[Stored dataset items]
══════════════════════════════

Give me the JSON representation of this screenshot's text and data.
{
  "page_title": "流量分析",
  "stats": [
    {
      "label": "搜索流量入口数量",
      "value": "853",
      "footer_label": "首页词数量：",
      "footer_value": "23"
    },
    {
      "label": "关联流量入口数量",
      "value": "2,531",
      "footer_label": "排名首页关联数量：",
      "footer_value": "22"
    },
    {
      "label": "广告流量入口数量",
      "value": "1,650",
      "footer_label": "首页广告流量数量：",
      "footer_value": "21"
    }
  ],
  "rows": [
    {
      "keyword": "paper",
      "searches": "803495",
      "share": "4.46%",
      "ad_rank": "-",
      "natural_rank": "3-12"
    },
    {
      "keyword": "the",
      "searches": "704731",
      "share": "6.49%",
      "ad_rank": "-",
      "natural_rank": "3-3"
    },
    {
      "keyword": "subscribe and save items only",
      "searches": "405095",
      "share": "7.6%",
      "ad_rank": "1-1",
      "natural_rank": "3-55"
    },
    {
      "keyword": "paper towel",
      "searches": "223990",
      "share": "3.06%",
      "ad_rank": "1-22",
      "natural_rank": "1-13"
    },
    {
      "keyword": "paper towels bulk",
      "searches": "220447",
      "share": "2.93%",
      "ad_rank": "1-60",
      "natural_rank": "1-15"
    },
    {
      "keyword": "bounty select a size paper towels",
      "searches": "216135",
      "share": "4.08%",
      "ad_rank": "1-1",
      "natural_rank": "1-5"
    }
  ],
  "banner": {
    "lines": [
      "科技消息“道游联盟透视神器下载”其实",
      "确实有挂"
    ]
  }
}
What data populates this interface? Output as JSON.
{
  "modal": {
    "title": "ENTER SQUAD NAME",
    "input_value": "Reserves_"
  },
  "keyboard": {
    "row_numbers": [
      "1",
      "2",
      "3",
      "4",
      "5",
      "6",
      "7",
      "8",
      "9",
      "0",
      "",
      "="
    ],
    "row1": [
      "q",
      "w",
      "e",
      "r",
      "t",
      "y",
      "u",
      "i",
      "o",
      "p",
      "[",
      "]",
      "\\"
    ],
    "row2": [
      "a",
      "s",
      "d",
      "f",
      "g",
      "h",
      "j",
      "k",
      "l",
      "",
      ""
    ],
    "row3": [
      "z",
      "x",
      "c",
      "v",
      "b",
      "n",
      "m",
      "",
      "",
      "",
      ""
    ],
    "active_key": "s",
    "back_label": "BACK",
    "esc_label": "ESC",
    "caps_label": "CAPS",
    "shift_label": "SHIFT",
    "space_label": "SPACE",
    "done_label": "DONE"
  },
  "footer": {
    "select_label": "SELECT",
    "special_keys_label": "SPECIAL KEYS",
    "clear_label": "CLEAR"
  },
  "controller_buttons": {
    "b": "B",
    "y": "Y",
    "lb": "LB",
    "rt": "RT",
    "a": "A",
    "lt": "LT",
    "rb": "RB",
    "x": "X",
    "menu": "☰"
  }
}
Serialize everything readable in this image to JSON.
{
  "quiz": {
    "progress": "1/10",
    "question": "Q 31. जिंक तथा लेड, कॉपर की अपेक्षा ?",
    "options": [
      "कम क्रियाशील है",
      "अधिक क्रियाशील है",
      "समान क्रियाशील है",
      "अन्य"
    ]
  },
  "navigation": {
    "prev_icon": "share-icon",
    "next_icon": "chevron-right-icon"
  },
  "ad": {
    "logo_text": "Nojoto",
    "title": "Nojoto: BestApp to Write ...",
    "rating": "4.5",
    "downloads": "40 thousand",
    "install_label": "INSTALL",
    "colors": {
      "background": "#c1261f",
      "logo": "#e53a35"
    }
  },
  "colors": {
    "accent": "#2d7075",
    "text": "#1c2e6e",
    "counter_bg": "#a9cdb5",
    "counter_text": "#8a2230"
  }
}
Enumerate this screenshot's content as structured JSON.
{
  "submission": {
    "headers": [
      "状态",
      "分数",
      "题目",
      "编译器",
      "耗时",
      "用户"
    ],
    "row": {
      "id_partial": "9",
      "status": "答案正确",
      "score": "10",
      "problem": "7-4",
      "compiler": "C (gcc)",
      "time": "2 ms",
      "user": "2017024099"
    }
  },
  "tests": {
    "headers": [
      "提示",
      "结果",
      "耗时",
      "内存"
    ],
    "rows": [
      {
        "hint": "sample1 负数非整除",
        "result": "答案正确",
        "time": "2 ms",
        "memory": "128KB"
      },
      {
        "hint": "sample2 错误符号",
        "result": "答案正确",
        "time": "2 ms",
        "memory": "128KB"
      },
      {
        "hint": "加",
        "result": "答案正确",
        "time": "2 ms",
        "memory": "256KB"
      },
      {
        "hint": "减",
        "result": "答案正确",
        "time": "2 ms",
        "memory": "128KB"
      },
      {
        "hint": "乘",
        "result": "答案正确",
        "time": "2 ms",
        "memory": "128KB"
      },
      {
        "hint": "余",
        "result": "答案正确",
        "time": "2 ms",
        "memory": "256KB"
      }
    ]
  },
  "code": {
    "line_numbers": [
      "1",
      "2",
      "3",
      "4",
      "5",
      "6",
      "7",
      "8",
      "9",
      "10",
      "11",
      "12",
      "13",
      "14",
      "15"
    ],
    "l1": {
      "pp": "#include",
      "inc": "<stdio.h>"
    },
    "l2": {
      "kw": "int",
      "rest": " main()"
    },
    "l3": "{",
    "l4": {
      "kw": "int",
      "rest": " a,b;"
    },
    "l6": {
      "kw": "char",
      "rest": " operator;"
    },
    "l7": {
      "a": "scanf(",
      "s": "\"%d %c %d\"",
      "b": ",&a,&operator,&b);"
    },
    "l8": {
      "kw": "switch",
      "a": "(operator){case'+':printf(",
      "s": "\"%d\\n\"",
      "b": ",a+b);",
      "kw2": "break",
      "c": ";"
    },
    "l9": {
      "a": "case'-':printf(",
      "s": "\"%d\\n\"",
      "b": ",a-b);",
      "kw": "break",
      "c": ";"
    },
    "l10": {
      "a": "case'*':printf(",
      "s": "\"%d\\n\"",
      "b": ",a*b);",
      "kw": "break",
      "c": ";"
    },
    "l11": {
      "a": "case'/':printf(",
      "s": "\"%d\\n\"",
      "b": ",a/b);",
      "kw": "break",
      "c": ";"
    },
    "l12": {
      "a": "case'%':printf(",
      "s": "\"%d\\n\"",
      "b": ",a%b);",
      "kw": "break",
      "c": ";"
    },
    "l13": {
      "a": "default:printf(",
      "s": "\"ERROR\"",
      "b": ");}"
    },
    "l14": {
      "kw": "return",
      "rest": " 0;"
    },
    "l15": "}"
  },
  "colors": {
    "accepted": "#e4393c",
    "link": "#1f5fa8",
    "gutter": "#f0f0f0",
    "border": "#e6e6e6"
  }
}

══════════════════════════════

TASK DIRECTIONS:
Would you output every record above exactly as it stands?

EXERCISE RESPONSE:
Give me the JSON representation of this screenshot's text and data.
{
  "page_title": "流量分析",
  "stats": [
    {
      "label": "搜索流量入口数量",
      "value": "853",
      "footer_label": "首页词数量：",
      "footer_value": "23"
    },
    {
      "label": "关联流量入口数量",
      "value": "2,531",
      "footer_label": "排名首页关联数量：",
      "footer_value": "22"
    },
    {
      "label": "广告流量入口数量",
      "value": "1,650",
      "footer_label": "首页广告流量数量：",
      "footer_value": "21"
    }
  ],
  "rows": [
    {
      "keyword": "paper",
      "searches": "803495",
      "share": "4.46%",
      "ad_rank": "-",
      "natural_rank": "3-12"
    },
    {
      "keyword": "the",
      "searches": "704731",
      "share": "6.49%",
      "ad_rank": "-",
      "natural_rank": "3-3"
    },
    {
      "keyword": "subscribe and save items only",
      "searches": "405095",
      "share": "7.6%",
      "ad_rank": "1-1",
      "natural_rank": "3-55"
    },
    {
      "keyword": "paper towel",
      "searches": "223990",
      "share": "3.06%",
      "ad_rank": "1-22",
      "natural_rank": "1-13"
    },
    {
      "keyword": "paper towels bulk",
      "searches": "220447",
      "share": "2.93%",
      "ad_rank": "1-60",
      "natural_rank": "1-15"
    },
    {
      "keyword": "bounty select a size paper towels",
      "searches": "216135",
      "share": "4.08%",
      "ad_rank": "1-1",
      "natural_rank": "1-5"
    }
  ],
  "banner": {
    "lines": [
      "科技消息“道游联盟透视神器下载”其实",
      "确实有挂"
    ]
  }
}
What data populates this interface? Output as JSON.
{
  "modal": {
    "title": "ENTER SQUAD NAME",
    "input_value": "Reserves_"
  },
  "keyboard": {
    "row_numbers": [
      "1",
      "2",
      "3",
      "4",
      "5",
      "6",
      "7",
      "8",
      "9",
      "0",
      "",
      "="
    ],
    "row1": [
      "q",
      "w",
      "e",
      "r",
      "t",
      "y",
      "u",
      "i",
      "o",
      "p",
      "[",
      "]",
      "\\"
    ],
    "row2": [
      "a",
      "s",
      "d",
      "f",
      "g",
      "h",
      "j",
      "k",
      "l",
      "",
      ""
    ],
    "row3": [
      "z",
      "x",
      "c",
      "v",
      "b",
      "n",
      "m",
      "",
      "",
      "",
      ""
    ],
    "active_key": "s",
    "back_label": "BACK",
    "esc_label": "ESC",
    "caps_label": "CAPS",
    "shift_label": "SHIFT",
    "space_label": "SPACE",
    "done_label": "DONE"
  },
  "footer": {
    "select_label": "SELECT",
    "special_keys_label": "SPECIAL KEYS",
    "clear_label": "CLEAR"
  },
  "controller_buttons": {
    "b": "B",
    "y": "Y",
    "lb": "LB",
    "rt": "RT",
    "a": "A",
    "lt": "LT",
    "rb": "RB",
    "x": "X",
    "menu": "☰"
  }
}
Serialize everything readable in this image to JSON.
{
  "quiz": {
    "progress": "1/10",
    "question": "Q 31. जिंक तथा लेड, कॉपर की अपेक्षा ?",
    "options": [
      "कम क्रियाशील है",
      "अधिक क्रियाशील है",
      "समान क्रियाशील है",
      "अन्य"
    ]
  },
  "navigation": {
    "prev_icon": "share-icon",
    "next_icon": "chevron-right-icon"
  },
  "ad": {
    "logo_text": "Nojoto",
    "title": "Nojoto: BestApp to Write ...",
    "rating": "4.5",
    "downloads": "40 thousand",
    "install_label": "INSTALL",
    "colors": {
      "background": "#c1261f",
      "logo": "#e53a35"
    }
  },
  "colors": {
    "accent": "#2d7075",
    "text": "#1c2e6e",
    "counter_bg": "#a9cdb5",
    "counter_text": "#8a2230"
  }
}
Enumerate this screenshot's content as structured JSON.
{
  "submission": {
    "headers": [
      "状态",
      "分数",
      "题目",
      "编译器",
      "耗时",
      "用户"
    ],
    "row": {
      "id_partial": "9",
      "status": "答案正确",
      "score": "10",
      "problem": "7-4",
      "compiler": "C (gcc)",
      "time": "2 ms",
      "user": "2017024099"
    }
  },
  "tests": {
    "headers": [
      "提示",
      "结果",
      "耗时",
      "内存"
    ],
    "rows": [
      {
        "hint": "sample1 负数非整除",
        "result": "答案正确",
        "time": "2 ms",
        "memory": "128KB"
      },
      {
        "hint": "sample2 错误符号",
        "result": "答案正确",
        "time": "2 ms",
        "memory": "128KB"
      },
      {
        "hint": "加",
        "result": "答案正确",
        "time": "2 ms",
        "memory": "256KB"
      },
      {
        "hint": "减",
        "result": "答案正确",
        "time": "2 ms",
        "memory": "128KB"
      },
      {
        "hint": "乘",
        "result": "答案正确",
        "time": "2 ms",
        "memory": "128KB"
      },
      {
        "hint": "余",
        "result": "答案正确",
        "time": "2 ms",
        "memory": "256KB"
      }
    ]
  },
  "code": {
    "line_numbers": [
      "1",
      "2",
      "3",
      "4",
      "5",
      "6",
      "7",
      "8",
      "9",
      "10",
      "11",
      "12",
      "13",
      "14",
      "15"
    ],
    "l1": {
      "pp": "#include",
      "inc": "<stdio.h>"
    },
    "l2": {
      "kw": "int",
      "rest": " main()"
    },
    "l3": "{",
    "l4": {
      "kw": "int",
      "rest": " a,b;"
    },
    "l6": {
      "kw": "char",
      "rest": " operator;"
    },
    "l7": {
      "a": "scanf(",
      "s": "\"%d %c %d\"",
      "b": ",&a,&operator,&b);"
    },
    "l8": {
      "kw": "switch",
      "a": "(operator){case'+':printf(",
      "s": "\"%d\\n\"",
      "b": ",a+b);",
      "kw2": "break",
      "c": ";"
    },
    "l9": {
      "a": "case'-':printf(",
      "s": "\"%d\\n\"",
      "b": ",a-b);",
      "kw": "break",
      "c": ";"
    },
    "l10": {
      "a": "case'*':printf(",
      "s": "\"%d\\n\"",
      "b": ",a*b);",
      "kw": "break",
      "c": ";"
    },
    "l11": {
      "a": "case'/':printf(",
      "s": "\"%d\\n\"",
      "b": ",a/b);",
      "kw": "break",
      "c": ";"
    },
    "l12": {
      "a": "case'%':printf(",
      "s": "\"%d\\n\"",
      "b": ",a%b);",
      "kw": "break",
      "c": ";"
    },
    "l13": {
      "a": "default:printf(",
      "s": "\"ERROR\"",
      "b": ");}"
    },
    "l14": {
      "kw": "return",
      "rest": " 0;"
    },
    "l15": "}"
  },
  "colors": {
    "accepted": "#e4393c",
    "link": "#1f5fa8",
    "gutter": "#f0f0f0",
    "border": "#e6e6e6"
  }
}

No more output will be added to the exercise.